Jump-starts the plot by dropping characters into a strange situation
Seeking revenge for the theft of his dukedom in Milan, the sorcerer Prospero shipwrecks his brother, Antonio, and his crew, who seek refuge on the same island where Prospero has been living with his daughter, Miranda.
The Wonderful Wizard of Oz
A cyclone on a Kansas prairie picks up a house containing Dorothy and her dog, Toto, eventually setting it down “very gently—for a cyclone—in the midst of a country with marvelous beauty.”
Brings trouble just as things are looking up
c. 700 bc
After seven years of imprisonment, Odysseus finally leaves Calypso’s island. The sea god Poseidon, however, angered because Odysseus had blinded his son Polyphemus, batters the wanderer with a violent storm, causing “a wondrous sea to swell” and his ship to capsize.
Their Eyes Were Watching God
Just as Janie Crawford thinks she’s finally found marital peace, the Okeechobee hurricane of 1928 makes landfall, devastating the Florida Everglades: “The wind came back with triple fury, and put out the light for the last time.”
Coops up potential lovers until sparks can fly
The Sorrows of Young Werther
When a storm interrupts a village dance, Werther hunkers down with Charlotte. “If something distressing or terrible surprises us in our pleasures, it naturally makes a more powerful impression on us,” Werther notes, “because our senses have been opened to feelings.”
Pride and Prejudice
Drenched by a rainstorm, Jane Bennet recovers at the Bingley house, setting into motion two love stories. “This was a lucky idea of mine, indeed!” remarks her mother, who had sent Jane on horseback rather than in a carriage—“as if the credit of making it rain were all her own.”
Inspires clarity of purpose, for better or for worse

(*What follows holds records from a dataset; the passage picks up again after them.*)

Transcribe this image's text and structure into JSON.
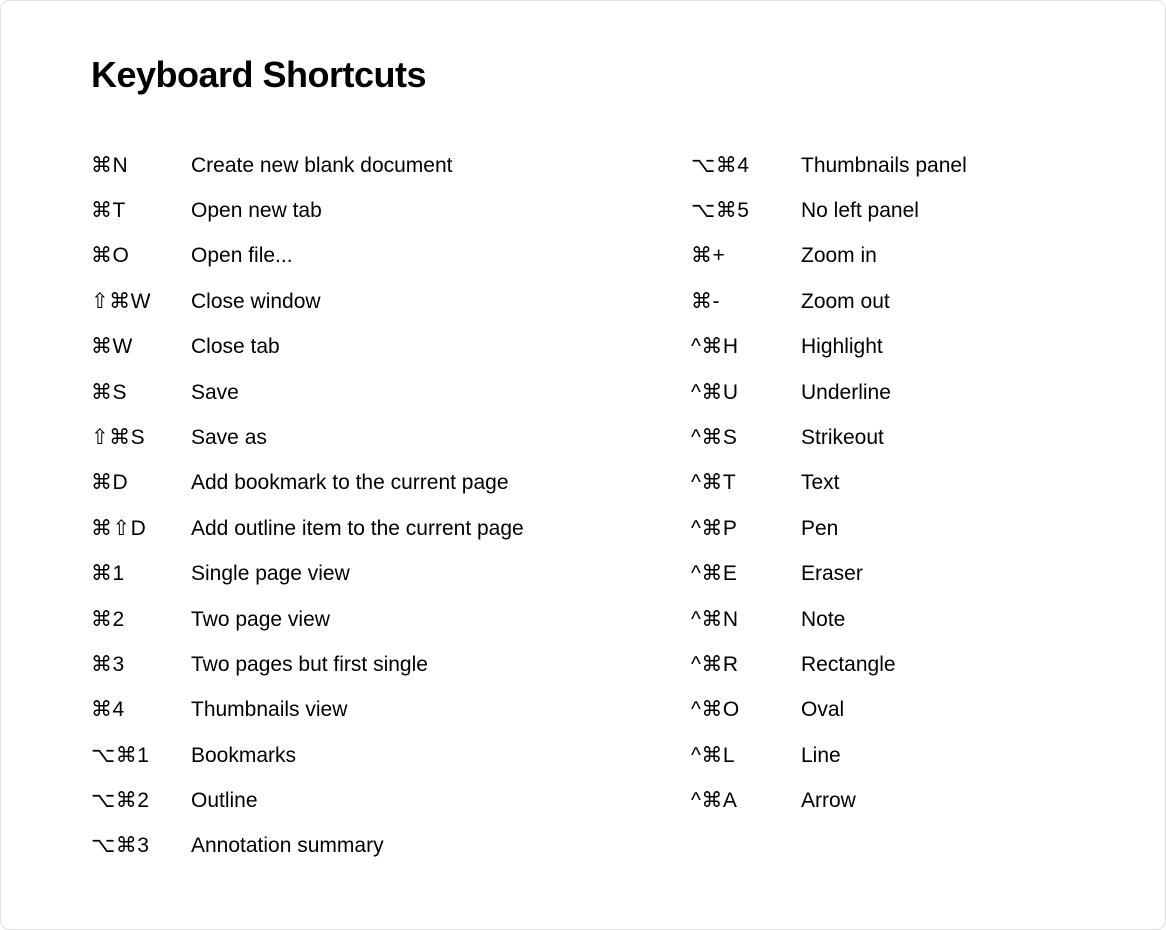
{
  "title": "Keyboard Shortcuts",
  "left": [
    {
      "keys": "⌘N",
      "desc": "Create new blank document"
    },
    {
      "keys": "⌘T",
      "desc": "Open new tab"
    },
    {
      "keys": "⌘O",
      "desc": "Open file..."
    },
    {
      "keys": "⇧⌘W",
      "desc": "Close window"
    },
    {
      "keys": "⌘W",
      "desc": "Close tab"
    },
    {
      "keys": "⌘S",
      "desc": "Save"
    },
    {
      "keys": "⇧⌘S",
      "desc": "Save as"
    },
    {
      "keys": "⌘D",
      "desc": "Add bookmark to the current page"
    },
    {
      "keys": "⌘⇧D",
      "desc": "Add outline item to the current page"
    },
    {
      "keys": "⌘1",
      "desc": "Single page view"
    },
    {
      "keys": "⌘2",
      "desc": "Two page view"
    },
    {
      "keys": "⌘3",
      "desc": "Two pages but first single"
    },
    {
      "keys": "⌘4",
      "desc": "Thumbnails view"
    },
    {
      "keys": "⌥⌘1",
      "desc": "Bookmarks"
    },
    {
      "keys": "⌥⌘2",
      "desc": "Outline"
    },
    {
      "keys": "⌥⌘3",
      "desc": "Annotation summary"
    }
  ],
  "right": [
    {
      "keys": "⌥⌘4",
      "desc": "Thumbnails panel"
    },
    {
      "keys": "⌥⌘5",
      "desc": "No left panel"
    },
    {
      "keys": "⌘+",
      "desc": "Zoom in"
    },
    {
      "keys": "⌘-",
      "desc": "Zoom out"
    },
    {
      "keys": "^⌘H",
      "desc": "Highlight"
    },
    {
      "keys": "^⌘U",
      "desc": "Underline"
    },
    {
      "keys": "^⌘S",
      "desc": "Strikeout"
    },
    {
      "keys": "^⌘T",
      "desc": "Text"
    },
    {
      "keys": "^⌘P",
      "desc": "Pen"
    },
    {
      "keys": "^⌘E",
      "desc": "Eraser"
    },
    {
      "keys": "^⌘N",
      "desc": "Note"
    },
    {
      "keys": "^⌘R",
      "desc": "Rectangle"
    },
    {
      "keys": "^⌘O",
      "desc": "Oval"
    },
    {
      "keys": "^⌘L",
      "desc": "Line"
    },
    {
      "keys": "^⌘A",
      "desc": "Arrow"
    }
  ]
}
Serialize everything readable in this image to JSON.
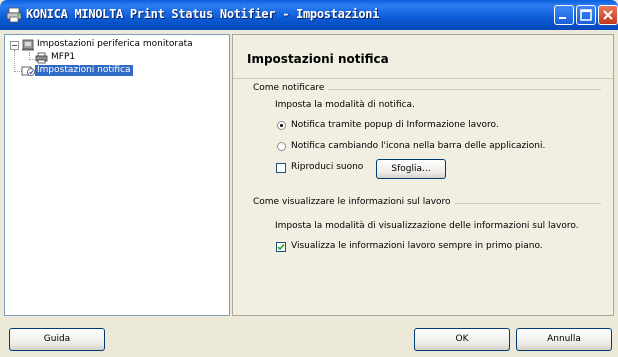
{
  "window": {
    "title": "KONICA MINOLTA Print Status Notifier - Impostazioni"
  },
  "tree": {
    "root_label": "Impostazioni periferica monitorata",
    "child_label": "MFP1",
    "selected_label": "Impostazioni notifica"
  },
  "settings": {
    "title": "Impostazioni notifica",
    "notify_group": {
      "title": "Come notificare",
      "description": "Imposta la modalità di notifica.",
      "options": [
        {
          "label": "Notifica tramite popup di Informazione lavoro.",
          "selected": true
        },
        {
          "label": "Notifica cambiando l'icona nella barra delle applicazioni.",
          "selected": false
        }
      ],
      "sound_label": "Riproduci suono",
      "sound_checked": false,
      "browse_label": "Sfoglia..."
    },
    "display_group": {
      "title": "Come visualizzare le informazioni sul lavoro",
      "description": "Imposta la modalità di visualizzazione delle informazioni sul lavoro.",
      "topmost_label": "Visualizza le informazioni lavoro sempre in primo piano.",
      "topmost_checked": true
    }
  },
  "buttons": {
    "help": "Guida",
    "ok": "OK",
    "cancel": "Annulla"
  }
}
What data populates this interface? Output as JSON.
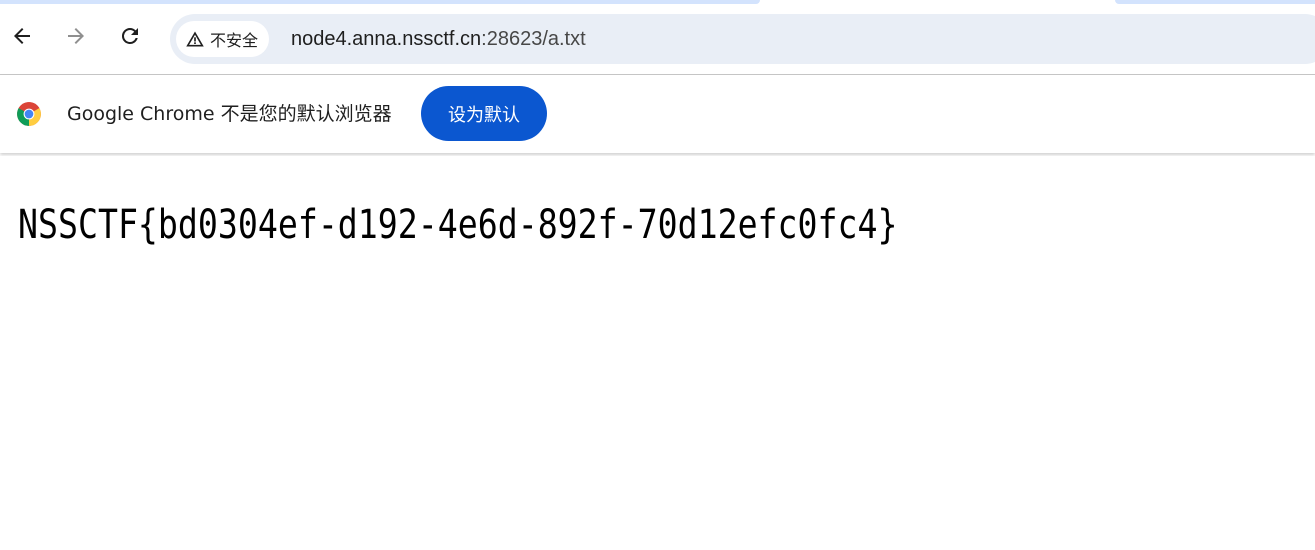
{
  "browser": {
    "nav": {
      "back_icon": "arrow-left-icon",
      "forward_icon": "arrow-right-icon",
      "reload_icon": "reload-icon"
    },
    "omnibox": {
      "security_icon": "warning-triangle-icon",
      "security_label": "不安全",
      "url_host": "node4.anna.nssctf.cn",
      "url_rest": ":28623/a.txt"
    },
    "infobar": {
      "logo_icon": "chrome-logo-icon",
      "message": "Google Chrome 不是您的默认浏览器",
      "button_label": "设为默认"
    },
    "accent_color": "#0b57d0"
  },
  "page": {
    "text": "NSSCTF{bd0304ef-d192-4e6d-892f-70d12efc0fc4}"
  }
}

Though his weary crew tries to dissuade him from continuing the hunt, Captain Ahab is invigorated by the sight of lightning striking the Pequod’s masts. “Lightning flashes through my skull,” he exclaims before waving a burning harpoon and vowing to kill the white whale Moby Dick.

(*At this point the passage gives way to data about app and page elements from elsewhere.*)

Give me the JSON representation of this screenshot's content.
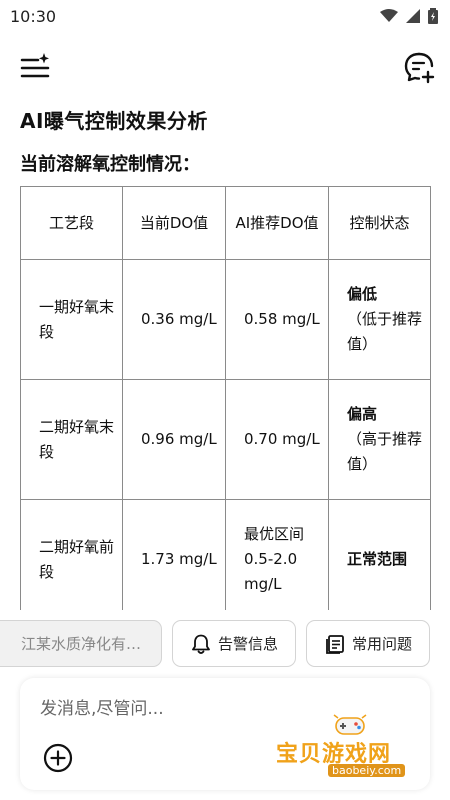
{
  "status_bar": {
    "time": "10:30"
  },
  "page": {
    "title": "AI曝气控制效果分析",
    "subtitle": "当前溶解氧控制情况："
  },
  "table": {
    "headers": [
      "工艺段",
      "当前DO值",
      "AI推荐DO值",
      "控制状态"
    ],
    "rows": [
      {
        "segment": "一期好氧末段",
        "current": "0.36 mg/L",
        "recommended": "0.58 mg/L",
        "status": "偏低",
        "status_note": "（低于推荐值）"
      },
      {
        "segment": "二期好氧末段",
        "current": "0.96 mg/L",
        "recommended": "0.70 mg/L",
        "status": "偏高",
        "status_note": "（高于推荐值）"
      },
      {
        "segment": "二期好氧前段",
        "current": "1.73 mg/L",
        "recommended": "最优区间 0.5-2.0 mg/L",
        "status": "正常范围",
        "status_note": ""
      }
    ]
  },
  "chips": {
    "company": "江某水质净化有…",
    "alarm": "告警信息",
    "faq": "常用问题"
  },
  "composer": {
    "placeholder": "发消息,尽管问..."
  },
  "watermark": {
    "text": "宝贝游戏网",
    "url": "baobeiy.com"
  },
  "colors": {
    "accent": "#111111",
    "watermark": "#f0a21a"
  }
}
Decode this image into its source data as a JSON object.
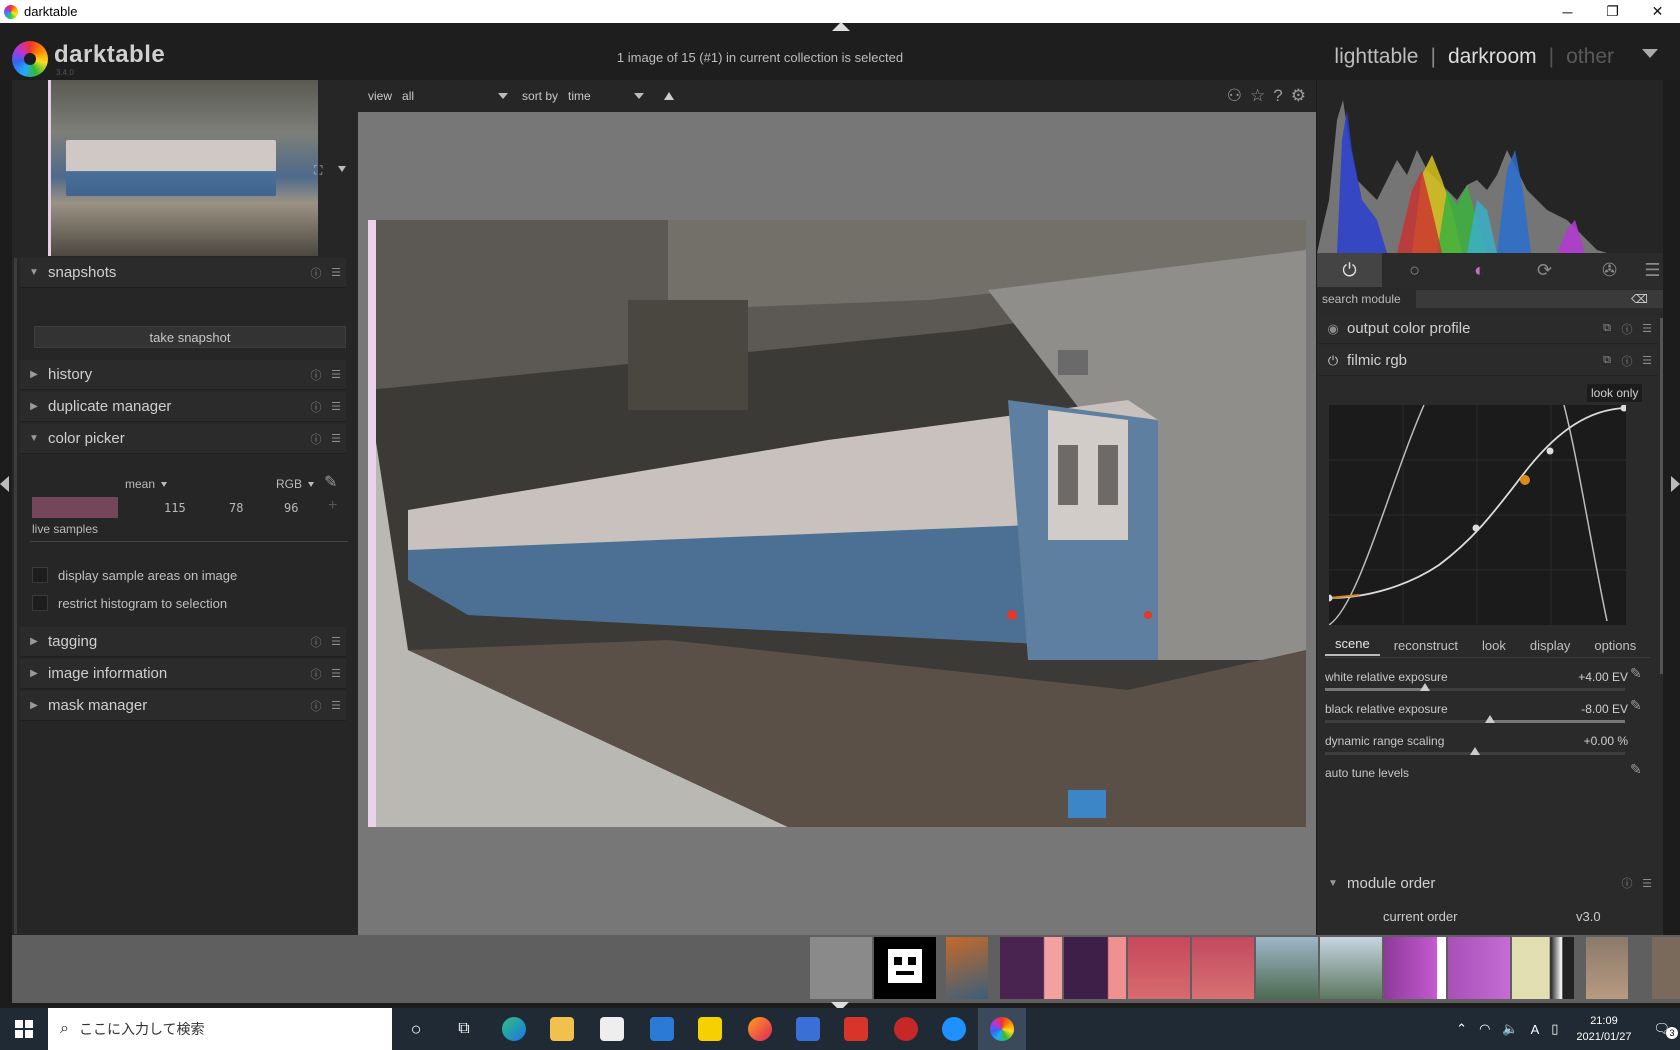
{
  "window": {
    "title": "darktable",
    "buttons": {
      "minimize": "─",
      "maximize": "❐",
      "close": "✕"
    }
  },
  "header": {
    "logo_text": "darktable",
    "version": "3.4.0",
    "collection_message": "1 image of 15 (#1) in current collection is selected",
    "views": {
      "lighttable": "lighttable",
      "sep1": "|",
      "darkroom": "darkroom",
      "sep2": "|",
      "other": "other"
    }
  },
  "left": {
    "modules": {
      "snapshots": "snapshots",
      "history": "history",
      "duplicate_manager": "duplicate manager",
      "color_picker": "color picker",
      "tagging": "tagging",
      "image_information": "image information",
      "mask_manager": "mask manager"
    },
    "take_snapshot": "take snapshot",
    "color_picker": {
      "mode": "mean",
      "space": "RGB",
      "values": [
        "115",
        "78",
        "96"
      ],
      "swatch_color": "#73465a",
      "live_samples": "live samples",
      "display_sample_areas": "display sample areas on image",
      "restrict_histogram": "restrict histogram to selection"
    }
  },
  "center": {
    "view_label": "view",
    "view_value": "all",
    "sort_label": "sort by",
    "sort_value": "time"
  },
  "right": {
    "search_label": "search module",
    "search_placeholder": "",
    "modules": {
      "output_color_profile": "output color profile",
      "filmic_rgb": "filmic rgb",
      "module_order": "module order"
    },
    "look_only": "look only",
    "tabs": {
      "scene": "scene",
      "reconstruct": "reconstruct",
      "look": "look",
      "display": "display",
      "options": "options"
    },
    "sliders": {
      "white_label": "white relative exposure",
      "white_value": "+4.00 EV",
      "black_label": "black relative exposure",
      "black_value": "-8.00 EV",
      "dr_label": "dynamic range scaling",
      "dr_value": "+0.00 %",
      "auto_tune": "auto tune levels"
    },
    "current_order_label": "current order",
    "current_order_value": "v3.0"
  },
  "taskbar": {
    "search_placeholder": "ここに入力して検索",
    "time": "21:09",
    "date": "2021/01/27",
    "ime": "A",
    "notif_count": "3"
  },
  "colors": {
    "accent": "#d98a1c",
    "panel": "#2b2b2b",
    "center_bg": "#777777"
  }
}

Trapped by a blizzard in a provincial city roiled by ideological divisions, Ka, a frustrated writer whose name evokes the word for snow in Turkish, suddenly finds himself brimming with inspiration. “The snow reminds me of God,” he tells a local sheikh.